  • Send a notarized statement verifying permanent residency status with the PHS-2271.
  • Anyone on a temporary or student visa is not eligible.


Students do not have to be working with an affiliated program or faculty member to apply.
1) Translational Biology, Medicine, and Health 
2) Biomedical and Veterinary Sciences 
3) Environmental and Water Resources Engineering 
4) Biological Systems Engineering 
5) Fish and Wildlife Conservation
6) Biological Sciences
Molecular mechanisms of environmentally mediated diseases 
Robert Gourdie (TBMH)
Austin Gray (BIOL)
William Hopkins (FWC)
Anthony LaMantia (TBMH)
Read Montague (TBMH)
Steve Poelzing (TBMH)
Sora Shin (TBMH)
James Smyth (TBMH)
Christopher Thompson (TBMH)
Hehuang Xie (TBMH, BMVS)
Community-engaged, implementation science, and epidemiological approaches 
Martha Ann Bell (TBMH)
Warren Bickel (TBMH)
Alasdair Cohen (BMVS, EWR)
Alexandra DiFeliceantonio (TBMH)
Julia Gohlke (TBMH, BMVS)
Alex Hanlon (TBMH)
Kimberly Horn (TBMH)
Kathy Hosig (TBMH, BMVS)
Brittany Howell (TBMH)
Exposure science and risk assessment 
Ryan Calder (TBMH, BMVS)
Marc Edwards (EWR)
Gabriel Isaacman-VanWertz (EWR)
Leigh-Anne Krometis (BSE)
Linsey Marr (EWR)
Amy Pruden (EWR)
Peter Vikesland (EWR)


If accepted, students will receive a T32 Training Grant to fund their first two years in the program. 

Each REH T32 traninee receives two years of graduate assistantship stipend and tuition funding.

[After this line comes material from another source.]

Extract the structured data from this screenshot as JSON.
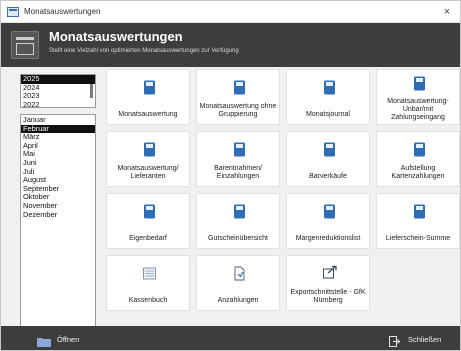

The stipend will follow NIH stipend levels. Trainees also receive $4,550 for training related expenses. The training grant also covers tuition and fees for the first two years of the program.

FLSI will support REH trainee/faculty mentor team research. Teams can request budgets up to $10,000 per year for two years.

The College of Veterinary Medicine Analytical Chemistry Research Laboratory will support REH trainees with access and training on qualitative and quantitative determination of the concentration of a variety of environmental toxicants (e.g., heavy metals, pesticides) as well as metabolism and pharmacokinetic studies. The lab will provide processing and analysis of up to 10 samples at no cost for REH trainee projects.

REH T32 Leadership:

Julia Gohlke, Co-Director REH T32

Population Health Sciences

Steve Poelzing, Co-Director REH T32

Translational Biology, Medicine, and Health Graduate Program

Bill Hopkins, Steering Committe REH T32

Fish and Wildlife Conservation

Peter Vikesland, Steering Committe REH T32

Civil and Environmental Engineering


QUESTIONS?  Contact Program Coordinator, with questions about the REH T32 Training Program.